For those hoping to set sail from Mobile soon, the wait just got a little longer.
Carnival Cruise Lines had initially announced Oct. 21 as the day cruisers could leave Mobile aboard the Sensation, but the company has again pushed that back, now to Jan. 2022.
The decision by the cruise line is another setback for the tourism industry still impacted by the COVID-19 pandemic, which has lasted for more than 18 months.
Locally, the decision to again delay cruising will have a major negative impact on hotels, which typically see 3,000 room nights per month from cruisers, Visit Mobile CEO David Clark said.
“We were hopeful we could see it back in October,” he said. “It hurts our economy.”
Clark said he understands the delay, given the regulatory and safety hurdles the company has had to jump in 18 months.
“When you shut down an industry for a year and a half there are a plethora of things you have to do when you start again,” Clark said. “You go from zero to 50 percent or 70 percent and there will be issues with the supply chain, staffing issues as well as health and safety protocols. Carnival is working through all that.”
The tourism industry isn’t the only entity suffering because of Carnival’s decision, the delay will continue to negatively impact city coffers as well. Although Mayor Sandy Stimpson’s office has not budgeted any revenue from the ship or the Mobile, Alabama Cruise terminal for the 2021 or 2022 fiscal years.
Executive Director of Administrative Services Joe Snowden confirmed that the city loses the equivalent of $6 million per year in parking and wharfage fees when the ship doesn’t generate passengers. A wharfage fee, Snowden said, is a price paid for every person who enters and exits the ship for cruises.
In addition to losing $6 million per year, the city still owes $14.3 million related to the construction of the cruise terminal. As recently as three years ago, the debt service on that was $2 million a year, costs paid by parking and wharfage fees. The city still pays the debt service through the capital fund budget, but currently can’t use cruise revenue to do it.
In addition to the revenue from the cruise itself, Snowden said, sales tax revenue is also impacted as businesses that would normally supply things like produce, alcohol and fuel for the cruise aren’t needed.
“We’re excited to get them back,” Snowden said of Carnival.
Both Snowden and Clark mentioned impacts outside of the city as well. Mobile is known as a drive market, luring folks to the Port City for cruises. The loss of the cruises means gas stations and eateries around the state suffer.

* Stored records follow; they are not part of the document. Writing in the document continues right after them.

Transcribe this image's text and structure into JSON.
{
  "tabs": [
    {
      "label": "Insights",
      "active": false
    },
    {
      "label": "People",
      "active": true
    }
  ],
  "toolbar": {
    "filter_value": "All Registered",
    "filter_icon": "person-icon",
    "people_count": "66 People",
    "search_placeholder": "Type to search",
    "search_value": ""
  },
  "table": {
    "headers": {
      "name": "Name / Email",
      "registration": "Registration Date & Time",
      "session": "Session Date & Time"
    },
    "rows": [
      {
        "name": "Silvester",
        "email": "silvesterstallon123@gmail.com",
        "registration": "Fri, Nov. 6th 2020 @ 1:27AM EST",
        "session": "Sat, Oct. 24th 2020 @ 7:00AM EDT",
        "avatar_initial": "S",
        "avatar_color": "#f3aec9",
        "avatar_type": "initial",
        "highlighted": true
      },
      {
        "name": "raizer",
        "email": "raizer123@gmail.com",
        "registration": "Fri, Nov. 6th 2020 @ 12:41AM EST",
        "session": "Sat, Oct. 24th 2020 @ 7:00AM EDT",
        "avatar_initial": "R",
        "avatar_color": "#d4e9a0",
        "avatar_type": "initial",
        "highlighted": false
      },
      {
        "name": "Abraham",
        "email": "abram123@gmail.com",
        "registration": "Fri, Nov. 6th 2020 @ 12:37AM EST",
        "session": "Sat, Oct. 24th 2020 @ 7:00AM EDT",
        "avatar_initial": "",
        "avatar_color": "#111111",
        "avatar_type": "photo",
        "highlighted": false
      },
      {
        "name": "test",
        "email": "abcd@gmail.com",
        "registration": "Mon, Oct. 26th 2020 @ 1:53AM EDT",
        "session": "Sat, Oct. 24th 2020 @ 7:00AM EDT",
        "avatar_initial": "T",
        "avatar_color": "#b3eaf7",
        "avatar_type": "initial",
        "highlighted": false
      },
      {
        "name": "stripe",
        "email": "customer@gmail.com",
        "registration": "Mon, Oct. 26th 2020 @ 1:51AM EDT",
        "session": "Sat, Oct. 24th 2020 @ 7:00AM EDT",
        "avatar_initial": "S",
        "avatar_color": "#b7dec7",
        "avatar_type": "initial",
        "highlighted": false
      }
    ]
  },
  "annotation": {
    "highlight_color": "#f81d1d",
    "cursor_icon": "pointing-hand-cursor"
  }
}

This page is available to our local subscribers. Click here to join us today and get the latest local news from local reporters written for local readers. The best deal is found by clicking here. Check it out now.
Already a member of the Lagniappe family? Sign in by clicking here